The Concert Flute in C is the most frequently used flute, and literally thousands of pieces have been composed for it. The earliest flutes date back centuries before the birth of Christ, although it wasn't until 1847 that Theobald Boehm of Munich produced the first flute with the basic system that we use today. Improvements have been made, and different materials used, but today's flute world owes much to the genius of Boehm.

The ALTO Flute in G

The Alto Flute in G sounds a perfect fourth lower than the Concert flute, and produces a rich mellow tone. This beauti ful flute is larger than the Concert flute. Again to Theobald Boehm, we owe our gratitude for his perfection of the G flute. This instrument was his favorite. Today, the Alto flute is finding its rightful place in the music community, and more and more composers are using the haunting qualities of its sound.


The Bass flute in C is the largest member of the flute family, and sounds an octave lower than the Concert flute. The bass flute is so long (47 3/8 inches), that the tube must be doubled back in order to play it. Because of its size, this flute is one of the most difficult of the family to play. However, the unique voice it produces is bringing it into ever increasing demand especially in film and television recordings. Many leading jazz musicians, as well as concert flutists, are finding the Bass flute a must to own.

Foth said...

Intriguing....Buddy Collette is/was a very inventive player but I've only ever heard him on sax.
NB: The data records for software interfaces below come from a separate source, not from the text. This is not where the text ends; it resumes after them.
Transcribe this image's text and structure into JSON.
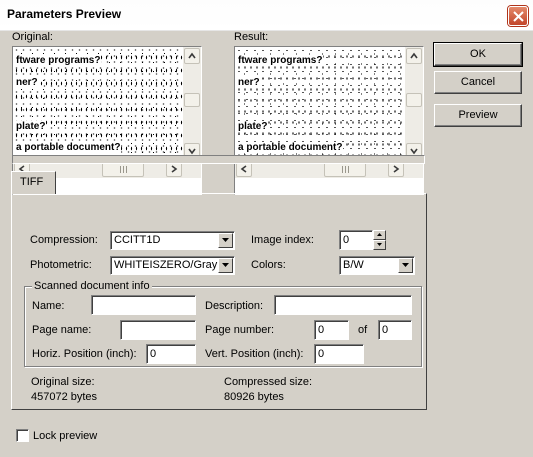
{
  "window": {
    "title": "Parameters Preview"
  },
  "preview": {
    "original_label": "Original:",
    "result_label": "Result:",
    "lines": [
      "ftware programs?",
      "ner?",
      "plate?",
      "a portable document?"
    ]
  },
  "buttons": {
    "ok": "OK",
    "cancel": "Cancel",
    "preview": "Preview"
  },
  "tab": {
    "label": "TIFF"
  },
  "form": {
    "compression_label": "Compression:",
    "compression_value": "CCITT1D",
    "image_index_label": "Image index:",
    "image_index_value": "0",
    "photometric_label": "Photometric:",
    "photometric_value": "WHITEISZERO/Gray",
    "colors_label": "Colors:",
    "colors_value": "B/W"
  },
  "scanned": {
    "title": "Scanned document info",
    "name_label": "Name:",
    "name_value": "",
    "description_label": "Description:",
    "description_value": "",
    "page_name_label": "Page name:",
    "page_name_value": "",
    "page_number_label": "Page number:",
    "page_number_value": "0",
    "of_label": "of",
    "page_total_value": "0",
    "horiz_label": "Horiz. Position (inch):",
    "horiz_value": "0",
    "vert_label": "Vert. Position (inch):",
    "vert_value": "0"
  },
  "sizes": {
    "original_label": "Original size:",
    "original_value": "457072 bytes",
    "compressed_label": "Compressed size:",
    "compressed_value": "80926 bytes"
  },
  "lock_preview": {
    "label": "Lock preview",
    "checked": false
  },
  "icons": {
    "close": "close-icon",
    "arrow_up": "arrow-up-icon",
    "arrow_down": "arrow-down-icon",
    "arrow_left": "arrow-left-icon",
    "arrow_right": "arrow-right-icon",
    "dropdown": "chevron-down-icon"
  }
}
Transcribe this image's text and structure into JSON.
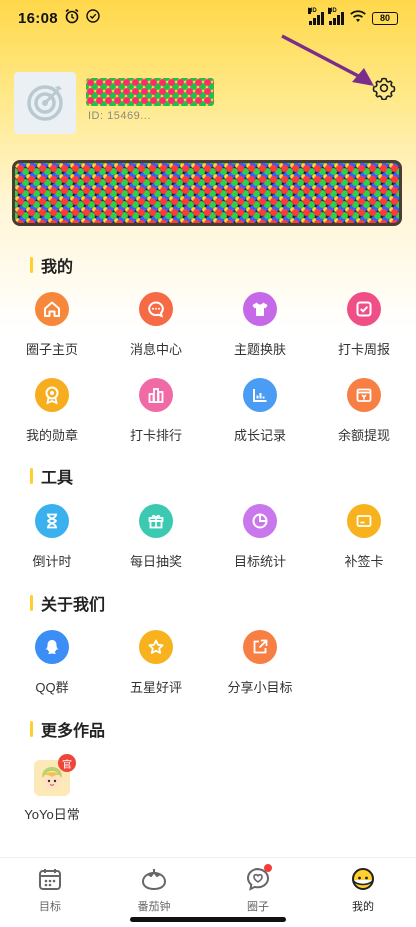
{
  "status": {
    "time": "16:08",
    "battery": "80"
  },
  "profile": {
    "user_id": "ID: 15469..."
  },
  "sections": {
    "mine": {
      "title": "我的",
      "items": [
        {
          "label": "圈子主页",
          "icon": "home-icon",
          "color": "#f7873b"
        },
        {
          "label": "消息中心",
          "icon": "message-icon",
          "color": "#f66a45"
        },
        {
          "label": "主题换肤",
          "icon": "tshirt-icon",
          "color": "#c569e8"
        },
        {
          "label": "打卡周报",
          "icon": "check-square-icon",
          "color": "#ef4f86"
        },
        {
          "label": "我的勋章",
          "icon": "medal-icon",
          "color": "#f7ad1e"
        },
        {
          "label": "打卡排行",
          "icon": "bar-chart-icon",
          "color": "#f06aa6"
        },
        {
          "label": "成长记录",
          "icon": "growth-chart-icon",
          "color": "#4a9cf5"
        },
        {
          "label": "余额提现",
          "icon": "wallet-icon",
          "color": "#f77f44"
        }
      ]
    },
    "tools": {
      "title": "工具",
      "items": [
        {
          "label": "倒计时",
          "icon": "hourglass-icon",
          "color": "#39b1ef"
        },
        {
          "label": "每日抽奖",
          "icon": "gift-icon",
          "color": "#3bc9b2"
        },
        {
          "label": "目标统计",
          "icon": "pie-chart-icon",
          "color": "#c877ec"
        },
        {
          "label": "补签卡",
          "icon": "card-icon",
          "color": "#f7b21e"
        }
      ]
    },
    "about": {
      "title": "关于我们",
      "items": [
        {
          "label": "QQ群",
          "icon": "qq-icon",
          "color": "#3a8ef5"
        },
        {
          "label": "五星好评",
          "icon": "star-icon",
          "color": "#f7b21e"
        },
        {
          "label": "分享小目标",
          "icon": "share-icon",
          "color": "#f77f44"
        }
      ]
    },
    "more": {
      "title": "更多作品",
      "apps": [
        {
          "label": "YoYo日常",
          "badge": "官"
        }
      ]
    }
  },
  "tabbar": [
    {
      "label": "目标",
      "icon": "calendar-icon",
      "active": false
    },
    {
      "label": "番茄钟",
      "icon": "tomato-icon",
      "active": false
    },
    {
      "label": "圈子",
      "icon": "chat-bubble-icon",
      "active": false
    },
    {
      "label": "我的",
      "icon": "profile-face-icon",
      "active": true
    }
  ]
}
Should be interesting, thanks.

Blue Eyes said...

Great post Mel, I love the arrangements of this session ! Merci !

deGallo said...

Buddy Collette....thank so much for this great post. Truly amazing!

dreadco said...

Thank you so much for Buddy Collette. R.I.P. Buddy Collette...

Anonymous said...

Thanks for this post. Looks like terrific music.

d3lta said...

What a nutty (and kitschy) concept to dress up jazzmen as monks, lol, luckily the music is anything but, many thanks Mel!

Kovina Kris said...

@Orbyt - Thanks for the flute 411. Great info!

rccobas said...

Excelente el blog pero no puedo abrir este archivo , tiene pass?

rccobas said...

ya lo encontre graciassss, maravilloso blog

Baron said...

Thanks Mel ... you've some site ... this time I'll pick some Collette ... Baron

L.O.L. said...

Amazing. I love this sound. Thanks Mel:)

rog said...

Great FUN Mel ! Thank you.

grumpy said...

Missed this first time around, many thanks for the re-up.

Prof. Yaffle said...

Many thanks

jazzcat1228 said...

Thank you, Mel! I look forward to hearing this interesting album.

AmyBRAINS said...

Many thanks, Melanchthon.

Melanchthon said...

daniel genovese said...

Thank you.

sep troelstra said...

Thanks a lot!!

Pedro del Castillo Alonso said...

Merci Beacoup Mel!

Anonymous said...

Thank you very much

Axel.T. said...

Great album I have not seen for many many years.
Thanks again for this classic.

tdelyon said...

Thanks !